Based on the part’s standard cycle time, you know how many parts must be produced in a given time. This is the Planned production quantity.
Utilization = No. of good parts produced / Planned production quantity
E.g., You have 7.5 hours in a shift, and the standard time to produce a part is 30 minutes (cycle time + unload and load time). The planned production quantity is 15 parts per shift. If you produce 14 parts, Utilization = 14 / 15 = 93 %.
When you analyze this formula for Utilization and the one for OEE, you’ll realize that they are the same. The difference is that in OEE you split up the productivity into 3 components A, P and Q – how much the machine ran in the time that was available, how efficiently it worked in the time that it ran, and how many good parts it produced compared to the total produced. A x P x Q finally gives the same result as in the Utilization formula above.
Your machine monitoring system can give you the Utilization report automatically, for every shift, day, week, month, etc.
LEANworx Cloud is a cloud based machine monitoring system that enables Industry 4.0 in your organization.
Want to know more about how LEANworx machine monitoring system can help you implement Industry 4.0 and smart manufacturing rapidly and economically ? Click here.
Etc
Konfusion in Kolkata loo
What if you entered a restaurant’s loo, and the first thing you saw was the things in the picture below ? Maybe you’d think they were urinals of some weird new shape ? That’s what a customer in a restaurant in Kolkata thought too. These things are what you see first when you enter the men’s loo. A colleague of mine and I went to the loo, saw these things, and a man peeing into one of them. We also happened to look towards our right and saw a bank of what appeared to be the actual urinals (the second picture), partially hidden behind a wall. Obviously the first ones were wash basins.

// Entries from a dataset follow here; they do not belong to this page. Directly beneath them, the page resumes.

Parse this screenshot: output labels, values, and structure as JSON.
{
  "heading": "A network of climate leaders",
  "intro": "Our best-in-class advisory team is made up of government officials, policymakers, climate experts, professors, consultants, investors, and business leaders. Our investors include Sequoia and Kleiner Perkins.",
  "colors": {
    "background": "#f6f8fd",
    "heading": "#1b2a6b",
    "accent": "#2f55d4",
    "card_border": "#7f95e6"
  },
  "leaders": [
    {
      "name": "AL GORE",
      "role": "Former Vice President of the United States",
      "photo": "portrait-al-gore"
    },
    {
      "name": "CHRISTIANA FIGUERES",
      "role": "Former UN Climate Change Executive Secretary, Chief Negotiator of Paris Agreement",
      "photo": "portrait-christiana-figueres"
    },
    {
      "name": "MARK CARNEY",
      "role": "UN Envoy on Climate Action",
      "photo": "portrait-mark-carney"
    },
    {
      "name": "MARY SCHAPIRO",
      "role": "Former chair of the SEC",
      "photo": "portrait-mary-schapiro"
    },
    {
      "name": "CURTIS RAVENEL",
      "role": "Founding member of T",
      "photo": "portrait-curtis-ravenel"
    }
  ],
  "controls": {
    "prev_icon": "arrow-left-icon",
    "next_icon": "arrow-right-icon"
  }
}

I pointed out the mistake to the man peeing into one of the washbasins. I’m sure there wasn’t a more sheepish looking guy in Kolkata that night (although I don’t blame him, poor guy – the washbasins do look like urinals). I don’t remember which of the washbasins the guy peed into – would have helped so I can avoid it on my next visit to the restaurant. Luckily for me, the food in the place was so foul and expensive that I’m sure I won’t be going there again.

Share :

Leave a Reply